▶ _WORK INSTRUCTION_: Return every entry from the listing below unaltered.

****************************************

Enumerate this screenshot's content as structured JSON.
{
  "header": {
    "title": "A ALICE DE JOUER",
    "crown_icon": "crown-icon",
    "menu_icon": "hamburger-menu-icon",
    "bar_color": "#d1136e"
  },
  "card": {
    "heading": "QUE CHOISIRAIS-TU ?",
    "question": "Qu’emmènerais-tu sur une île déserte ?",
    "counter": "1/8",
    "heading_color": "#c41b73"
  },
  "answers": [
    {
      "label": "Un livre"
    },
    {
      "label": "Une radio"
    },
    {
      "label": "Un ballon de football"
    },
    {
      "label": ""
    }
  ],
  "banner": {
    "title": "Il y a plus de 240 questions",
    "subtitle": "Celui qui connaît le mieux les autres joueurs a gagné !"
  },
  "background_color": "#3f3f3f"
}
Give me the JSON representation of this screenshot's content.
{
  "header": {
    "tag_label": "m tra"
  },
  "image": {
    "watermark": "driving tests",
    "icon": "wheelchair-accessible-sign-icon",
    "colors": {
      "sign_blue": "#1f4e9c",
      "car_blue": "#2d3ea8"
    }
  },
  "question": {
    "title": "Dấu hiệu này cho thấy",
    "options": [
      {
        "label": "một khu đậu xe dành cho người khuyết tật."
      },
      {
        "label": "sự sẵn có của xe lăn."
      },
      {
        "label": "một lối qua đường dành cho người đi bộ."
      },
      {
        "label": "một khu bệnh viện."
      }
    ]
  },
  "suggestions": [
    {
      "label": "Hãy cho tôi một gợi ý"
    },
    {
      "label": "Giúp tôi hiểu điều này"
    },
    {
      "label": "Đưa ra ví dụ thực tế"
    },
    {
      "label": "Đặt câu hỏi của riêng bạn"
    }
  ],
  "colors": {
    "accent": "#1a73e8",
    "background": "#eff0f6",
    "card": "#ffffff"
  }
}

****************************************

▶ _EXERCISE OUTPUT_:
Enumerate this screenshot's content as structured JSON.
{
  "header": {
    "title": "A ALICE DE JOUER",
    "crown_icon": "crown-icon",
    "menu_icon": "hamburger-menu-icon",
    "bar_color": "#d1136e"
  },
  "card": {
    "heading": "QUE CHOISIRAIS-TU ?",
    "question": "Qu’emmènerais-tu sur une île déserte ?",
    "counter": "1/8",
    "heading_color": "#c41b73"
  },
  "answers": [
    {
      "label": "Un livre"
    },
    {
      "label": "Une radio"
    },
    {
      "label": "Un ballon de football"
    },
    {
      "label": ""
    }
  ],
  "banner": {
    "title": "Il y a plus de 240 questions",
    "subtitle": "Celui qui connaît le mieux les autres joueurs a gagné !"
  },
  "background_color": "#3f3f3f"
}
Give me the JSON representation of this screenshot's content.
{
  "header": {
    "tag_label": "m tra"
  },
  "image": {
    "watermark": "driving tests",
    "icon": "wheelchair-accessible-sign-icon",
    "colors": {
      "sign_blue": "#1f4e9c",
      "car_blue": "#2d3ea8"
    }
  },
  "question": {
    "title": "Dấu hiệu này cho thấy",
    "options": [
      {
        "label": "một khu đậu xe dành cho người khuyết tật."
      },
      {
        "label": "sự sẵn có của xe lăn."
      },
      {
        "label": "một lối qua đường dành cho người đi bộ."
      },
      {
        "label": "một khu bệnh viện."
      }
    ]
  },
  "suggestions": [
    {
      "label": "Hãy cho tôi một gợi ý"
    },
    {
      "label": "Giúp tôi hiểu điều này"
    },
    {
      "label": "Đưa ra ví dụ thực tế"
    },
    {
      "label": "Đặt câu hỏi của riêng bạn"
    }
  ],
  "colors": {
    "accent": "#1a73e8",
    "background": "#eff0f6",
    "card": "#ffffff"
  }
}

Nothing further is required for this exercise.